How you can help
A Go Fund Me account has been established for those who want to help Ibashi-I. That account can be found at gofundme.com
Well-known Pearl Street Mall contortionist Ibashi-I is in a bind that he is going to need some help escaping.
Ibashi-I, known to many simply as "Bashi" — given name Mitford Theodore Brown — is facing the prospect of homelessness by the end of this month.
The house in north Boulder where he has a room is being sold, and the half- dozen tenants who live there need to be out by March 31.
"He's pretty desperate right now," said Ron Holms, of Littleton, who is the grandfather of one of Ibashi-I's four children. "He's going to be homeless in three weeks."
According to Holms, Ibashi-I has been paying a $680 monthly rent. That is close to the ceiling for what he would be able to pay and still have enough on which to eat.
"He has been an icon in that city, and I use that word fully knowing what it means," Holms said. "From my point of view, he's owed something. That's how it is.
"And I know there's gotta be people who come to Pearl Street in the summer to see him, and when they come, they spend money. I'm hoping someone can step up and say, 'I can get you a place, I know what you need.'"
The mall gig is not one that is high paying.
Asked about Ibashi-I's typical take, Holms said, "I know in the cold months, it's close to zero. I have been there for several hours on a fall day, and I have seen him get five bucks."
Ibashi-I has a complicated history. A native of the tiny Caribbean island of St. Kitts, he came to the United States in 1984, finding his way to Boulder from Key West, Fla., by way of Denver. In Colorado, he racked up a series of legal problems, including traffic violations, petty marijuana possession offenses and a domestic violence complaint.
That led to his being threatened with deportation in 2011, before that action was canceled by an immigration judge in Denver. Ibashi-I had caught authorities' attention the year before while re-entering the country, when he was flagged by a customs official for a 2007 marijuana possession conviction in Denver.
'A man who just needs some help'
Holms said Ibashi-I does not have a current relationship with Holm's daughter, and only "rarely" sees the son that the two have in common.
"The bottom line is, I care about him," Holms said. "I don't want to see him destitute. He and I have had a really struggled relationship — and for a long time, there was none. And finally I just realized, here this is a man who just needs some help. He's a good man. He's had his troubles, but he's got a heart that's a good heart. And that was my fault at the beginning — not knowing that and not giving him a chance."
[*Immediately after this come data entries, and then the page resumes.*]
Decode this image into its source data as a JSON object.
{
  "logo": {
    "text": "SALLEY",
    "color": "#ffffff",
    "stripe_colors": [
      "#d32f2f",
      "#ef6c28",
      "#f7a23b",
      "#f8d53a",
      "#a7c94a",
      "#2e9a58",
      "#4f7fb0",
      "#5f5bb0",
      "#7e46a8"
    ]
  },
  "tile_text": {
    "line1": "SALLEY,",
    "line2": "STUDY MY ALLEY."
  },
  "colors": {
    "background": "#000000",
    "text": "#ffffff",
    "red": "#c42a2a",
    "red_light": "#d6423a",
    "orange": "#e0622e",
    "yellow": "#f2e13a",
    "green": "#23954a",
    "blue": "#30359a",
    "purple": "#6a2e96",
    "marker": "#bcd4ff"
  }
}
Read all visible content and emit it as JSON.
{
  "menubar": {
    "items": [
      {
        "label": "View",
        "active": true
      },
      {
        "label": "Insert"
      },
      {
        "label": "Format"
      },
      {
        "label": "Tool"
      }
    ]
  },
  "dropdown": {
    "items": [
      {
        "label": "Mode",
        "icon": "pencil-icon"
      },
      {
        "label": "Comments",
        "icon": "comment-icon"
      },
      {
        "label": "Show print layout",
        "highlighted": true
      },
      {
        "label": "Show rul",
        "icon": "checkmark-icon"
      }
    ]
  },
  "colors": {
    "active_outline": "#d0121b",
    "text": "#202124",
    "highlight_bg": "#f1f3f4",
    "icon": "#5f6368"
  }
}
Ibashi-I was in his usual spot on the Pearl Street Mall near the Boulder County Courthouse lawn on Wednesday, beckoning passersby with calls of "show time."
He was aware of Holms' trying to rally help for his cause, and is hopeful his next landing place can be in the community he has come to love.
"I have become Boulder, and Boulder has become a part of me," he said as he stretched to prepare for his routine, which includes cramming his lithe frame in a 20-inch plexiglass cube. "I don't want to be anywhere but Boulder.
"I'm making the best of what I have here. I've just got to have a place where I can rest my body, so I can get up and do it all over again. Bodies can't function if they don't rest."
He doesn't have a car, and hopes that he can find affordable lodging within walking distance of the mall.
Hoping for another 20 years
Holms has helped Ibashi-I — who has four children who do not live with him and range in age from 11 to 25 by three different "baby mamas," as Ibashi-I called them — secure some help from Boulder County Housing and Human Services. Jim Williams, a spokesman for that department, said he could not speak about Ibashi-I's case specifically.
However, he said, the performer's plight is increasingly common in the Boulder area.
"We are indeed seeing a big increase in the number of people who are struggling with the high cost of housing," as well as many other issues, such as food, health and child care, Williams said. "We are seeing an increase in the number of people who come to us for a number of different issues. But the housing issue is leading the way."
Housing and Human Services, Williams said, can help steer people toward the Supplemental Nutrition Assistance Program, Medicaid, the Children's Health Insurance Program and other services, all of which can help clients marshal the dollars they need to devote to rent.
Holms said people who might have a lead on an affordable Boulder rental option for Ibashi-I should text Holm at 720-630-5430.
Ibashi-I plans to keep entertaining mall crowds for years to come. Although Holms fears that at 61, his friend's aging body may not let him ply his craft much longer, Ibashi-I dismissed such concerns.
"I'm hoping for the next 20 years I can keep doing what I'm doing," he said. "I'm like the animals, who always keep moving.
"I just don't stop."